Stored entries
┄┄┄┄┄┄┄┄┄┄┄┄┄┄┄┄┄┄┄┄

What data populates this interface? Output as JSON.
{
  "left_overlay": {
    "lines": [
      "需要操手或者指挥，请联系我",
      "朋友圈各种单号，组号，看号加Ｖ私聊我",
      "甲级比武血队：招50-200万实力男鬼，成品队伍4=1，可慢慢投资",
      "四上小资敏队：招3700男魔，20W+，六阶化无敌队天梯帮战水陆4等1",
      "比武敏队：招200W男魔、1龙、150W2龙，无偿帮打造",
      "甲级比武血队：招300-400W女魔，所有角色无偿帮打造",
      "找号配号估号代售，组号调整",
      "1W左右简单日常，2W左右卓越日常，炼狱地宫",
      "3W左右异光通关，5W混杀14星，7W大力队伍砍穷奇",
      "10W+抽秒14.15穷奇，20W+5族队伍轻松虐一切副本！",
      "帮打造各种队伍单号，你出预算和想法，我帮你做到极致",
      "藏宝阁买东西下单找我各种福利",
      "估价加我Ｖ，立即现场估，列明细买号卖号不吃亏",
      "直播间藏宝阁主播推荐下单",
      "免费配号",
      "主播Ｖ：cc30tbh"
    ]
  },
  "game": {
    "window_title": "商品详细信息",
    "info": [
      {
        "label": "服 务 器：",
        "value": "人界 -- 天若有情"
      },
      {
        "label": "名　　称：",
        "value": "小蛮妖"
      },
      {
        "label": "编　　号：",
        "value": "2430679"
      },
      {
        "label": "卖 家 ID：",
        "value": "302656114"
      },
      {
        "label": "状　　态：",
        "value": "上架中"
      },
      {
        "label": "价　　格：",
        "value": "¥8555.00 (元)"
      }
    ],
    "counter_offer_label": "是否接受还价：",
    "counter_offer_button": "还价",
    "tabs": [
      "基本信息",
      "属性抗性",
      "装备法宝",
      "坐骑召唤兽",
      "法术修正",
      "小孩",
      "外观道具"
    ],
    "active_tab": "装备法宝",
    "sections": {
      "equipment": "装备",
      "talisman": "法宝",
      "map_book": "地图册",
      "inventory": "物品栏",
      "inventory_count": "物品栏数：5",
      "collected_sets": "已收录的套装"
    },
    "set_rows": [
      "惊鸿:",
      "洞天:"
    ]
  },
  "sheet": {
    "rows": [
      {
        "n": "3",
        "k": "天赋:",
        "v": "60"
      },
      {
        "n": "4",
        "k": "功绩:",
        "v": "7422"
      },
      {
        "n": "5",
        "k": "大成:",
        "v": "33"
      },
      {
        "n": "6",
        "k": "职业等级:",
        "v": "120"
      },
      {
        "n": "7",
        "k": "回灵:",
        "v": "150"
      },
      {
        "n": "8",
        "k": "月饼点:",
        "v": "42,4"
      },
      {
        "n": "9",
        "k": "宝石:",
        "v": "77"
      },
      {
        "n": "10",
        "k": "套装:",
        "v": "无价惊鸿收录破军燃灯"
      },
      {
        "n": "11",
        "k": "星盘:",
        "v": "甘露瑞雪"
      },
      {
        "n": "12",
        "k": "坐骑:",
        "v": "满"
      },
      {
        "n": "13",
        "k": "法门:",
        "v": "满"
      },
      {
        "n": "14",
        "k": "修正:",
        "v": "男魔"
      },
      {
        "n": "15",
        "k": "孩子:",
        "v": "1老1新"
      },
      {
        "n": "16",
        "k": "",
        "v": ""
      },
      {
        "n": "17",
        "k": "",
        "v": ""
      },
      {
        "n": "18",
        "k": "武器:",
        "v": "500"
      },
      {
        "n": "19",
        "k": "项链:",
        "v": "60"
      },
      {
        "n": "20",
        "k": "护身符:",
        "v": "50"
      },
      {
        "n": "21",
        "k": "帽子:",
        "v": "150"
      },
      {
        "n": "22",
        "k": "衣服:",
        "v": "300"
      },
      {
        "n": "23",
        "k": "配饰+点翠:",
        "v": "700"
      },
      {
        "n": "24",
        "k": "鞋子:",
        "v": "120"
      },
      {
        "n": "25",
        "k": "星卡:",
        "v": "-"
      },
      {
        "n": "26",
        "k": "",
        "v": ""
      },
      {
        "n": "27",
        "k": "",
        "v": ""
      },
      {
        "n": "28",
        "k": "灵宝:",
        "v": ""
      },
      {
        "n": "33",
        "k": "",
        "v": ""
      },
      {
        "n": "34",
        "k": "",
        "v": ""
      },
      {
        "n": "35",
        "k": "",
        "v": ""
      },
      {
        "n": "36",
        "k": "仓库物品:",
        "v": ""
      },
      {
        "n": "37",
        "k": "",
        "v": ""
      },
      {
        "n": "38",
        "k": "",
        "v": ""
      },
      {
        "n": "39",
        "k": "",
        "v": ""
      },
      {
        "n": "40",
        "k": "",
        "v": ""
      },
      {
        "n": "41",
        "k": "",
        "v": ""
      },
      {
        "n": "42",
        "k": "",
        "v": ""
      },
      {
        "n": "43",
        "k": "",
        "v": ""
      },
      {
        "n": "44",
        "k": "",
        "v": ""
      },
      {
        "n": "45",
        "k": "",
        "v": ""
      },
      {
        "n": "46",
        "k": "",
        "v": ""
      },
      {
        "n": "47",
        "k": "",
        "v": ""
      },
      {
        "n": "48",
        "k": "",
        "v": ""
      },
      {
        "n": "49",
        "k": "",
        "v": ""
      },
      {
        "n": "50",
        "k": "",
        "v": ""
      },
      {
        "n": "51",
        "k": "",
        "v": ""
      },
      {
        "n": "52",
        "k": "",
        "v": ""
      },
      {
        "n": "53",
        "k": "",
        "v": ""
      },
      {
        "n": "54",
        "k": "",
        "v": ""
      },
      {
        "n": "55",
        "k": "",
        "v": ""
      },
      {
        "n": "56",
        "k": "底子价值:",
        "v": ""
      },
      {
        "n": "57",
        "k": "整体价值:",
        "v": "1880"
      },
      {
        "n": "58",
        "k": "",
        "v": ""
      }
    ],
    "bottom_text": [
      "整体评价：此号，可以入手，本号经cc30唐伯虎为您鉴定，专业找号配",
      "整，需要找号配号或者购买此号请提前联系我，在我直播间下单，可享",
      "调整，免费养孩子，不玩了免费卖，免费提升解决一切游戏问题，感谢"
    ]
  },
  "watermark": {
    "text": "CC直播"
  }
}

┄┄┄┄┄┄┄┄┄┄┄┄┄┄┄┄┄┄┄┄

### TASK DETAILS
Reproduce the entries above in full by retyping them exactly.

### SOLUTION TO THE EXERCISE
What data populates this interface? Output as JSON.
{
  "left_overlay": {
    "lines": [
      "需要操手或者指挥，请联系我",
      "朋友圈各种单号，组号，看号加Ｖ私聊我",
      "甲级比武血队：招50-200万实力男鬼，成品队伍4=1，可慢慢投资",
      "四上小资敏队：招3700男魔，20W+，六阶化无敌队天梯帮战水陆4等1",
      "比武敏队：招200W男魔、1龙、150W2龙，无偿帮打造",
      "甲级比武血队：招300-400W女魔，所有角色无偿帮打造",
      "找号配号估号代售，组号调整",
      "1W左右简单日常，2W左右卓越日常，炼狱地宫",
      "3W左右异光通关，5W混杀14星，7W大力队伍砍穷奇",
      "10W+抽秒14.15穷奇，20W+5族队伍轻松虐一切副本！",
      "帮打造各种队伍单号，你出预算和想法，我帮你做到极致",
      "藏宝阁买东西下单找我各种福利",
      "估价加我Ｖ，立即现场估，列明细买号卖号不吃亏",
      "直播间藏宝阁主播推荐下单",
      "免费配号",
      "主播Ｖ：cc30tbh"
    ]
  },
  "game": {
    "window_title": "商品详细信息",
    "info": [
      {
        "label": "服 务 器：",
        "value": "人界 -- 天若有情"
      },
      {
        "label": "名　　称：",
        "value": "小蛮妖"
      },
      {
        "label": "编　　号：",
        "value": "2430679"
      },
      {
        "label": "卖 家 ID：",
        "value": "302656114"
      },
      {
        "label": "状　　态：",
        "value": "上架中"
      },
      {
        "label": "价　　格：",
        "value": "¥8555.00 (元)"
      }
    ],
    "counter_offer_label": "是否接受还价：",
    "counter_offer_button": "还价",
    "tabs": [
      "基本信息",
      "属性抗性",
      "装备法宝",
      "坐骑召唤兽",
      "法术修正",
      "小孩",
      "外观道具"
    ],
    "active_tab": "装备法宝",
    "sections": {
      "equipment": "装备",
      "talisman": "法宝",
      "map_book": "地图册",
      "inventory": "物品栏",
      "inventory_count": "物品栏数：5",
      "collected_sets": "已收录的套装"
    },
    "set_rows": [
      "惊鸿:",
      "洞天:"
    ]
  },
  "sheet": {
    "rows": [
      {
        "n": "3",
        "k": "天赋:",
        "v": "60"
      },
      {
        "n": "4",
        "k": "功绩:",
        "v": "7422"
      },
      {
        "n": "5",
        "k": "大成:",
        "v": "33"
      },
      {
        "n": "6",
        "k": "职业等级:",
        "v": "120"
      },
      {
        "n": "7",
        "k": "回灵:",
        "v": "150"
      },
      {
        "n": "8",
        "k": "月饼点:",
        "v": "42,4"
      },
      {
        "n": "9",
        "k": "宝石:",
        "v": "77"
      },
      {
        "n": "10",
        "k": "套装:",
        "v": "无价惊鸿收录破军燃灯"
      },
      {
        "n": "11",
        "k": "星盘:",
        "v": "甘露瑞雪"
      },
      {
        "n": "12",
        "k": "坐骑:",
        "v": "满"
      },
      {
        "n": "13",
        "k": "法门:",
        "v": "满"
      },
      {
        "n": "14",
        "k": "修正:",
        "v": "男魔"
      },
      {
        "n": "15",
        "k": "孩子:",
        "v": "1老1新"
      },
      {
        "n": "16",
        "k": "",
        "v": ""
      },
      {
        "n": "17",
        "k": "",
        "v": ""
      },
      {
        "n": "18",
        "k": "武器:",
        "v": "500"
      },
      {
        "n": "19",
        "k": "项链:",
        "v": "60"
      },
      {
        "n": "20",
        "k": "护身符:",
        "v": "50"
      },
      {
        "n": "21",
        "k": "帽子:",
        "v": "150"
      },
      {
        "n": "22",
        "k": "衣服:",
        "v": "300"
      },
      {
        "n": "23",
        "k": "配饰+点翠:",
        "v": "700"
      },
      {
        "n": "24",
        "k": "鞋子:",
        "v": "120"
      },
      {
        "n": "25",
        "k": "星卡:",
        "v": "-"
      },
      {
        "n": "26",
        "k": "",
        "v": ""
      },
      {
        "n": "27",
        "k": "",
        "v": ""
      },
      {
        "n": "28",
        "k": "灵宝:",
        "v": ""
      },
      {
        "n": "33",
        "k": "",
        "v": ""
      },
      {
        "n": "34",
        "k": "",
        "v": ""
      },
      {
        "n": "35",
        "k": "",
        "v": ""
      },
      {
        "n": "36",
        "k": "仓库物品:",
        "v": ""
      },
      {
        "n": "37",
        "k": "",
        "v": ""
      },
      {
        "n": "38",
        "k": "",
        "v": ""
      },
      {
        "n": "39",
        "k": "",
        "v": ""
      },
      {
        "n": "40",
        "k": "",
        "v": ""
      },
      {
        "n": "41",
        "k": "",
        "v": ""
      },
      {
        "n": "42",
        "k": "",
        "v": ""
      },
      {
        "n": "43",
        "k": "",
        "v": ""
      },
      {
        "n": "44",
        "k": "",
        "v": ""
      },
      {
        "n": "45",
        "k": "",
        "v": ""
      },
      {
        "n": "46",
        "k": "",
        "v": ""
      },
      {
        "n": "47",
        "k": "",
        "v": ""
      },
      {
        "n": "48",
        "k": "",
        "v": ""
      },
      {
        "n": "49",
        "k": "",
        "v": ""
      },
      {
        "n": "50",
        "k": "",
        "v": ""
      },
      {
        "n": "51",
        "k": "",
        "v": ""
      },
      {
        "n": "52",
        "k": "",
        "v": ""
      },
      {
        "n": "53",
        "k": "",
        "v": ""
      },
      {
        "n": "54",
        "k": "",
        "v": ""
      },
      {
        "n": "55",
        "k": "",
        "v": ""
      },
      {
        "n": "56",
        "k": "底子价值:",
        "v": ""
      },
      {
        "n": "57",
        "k": "整体价值:",
        "v": "1880"
      },
      {
        "n": "58",
        "k": "",
        "v": ""
      }
    ],
    "bottom_text": [
      "整体评价：此号，可以入手，本号经cc30唐伯虎为您鉴定，专业找号配",
      "整，需要找号配号或者购买此号请提前联系我，在我直播间下单，可享",
      "调整，免费养孩子，不玩了免费卖，免费提升解决一切游戏问题，感谢"
    ]
  },
  "watermark": {
    "text": "CC直播"
  }
}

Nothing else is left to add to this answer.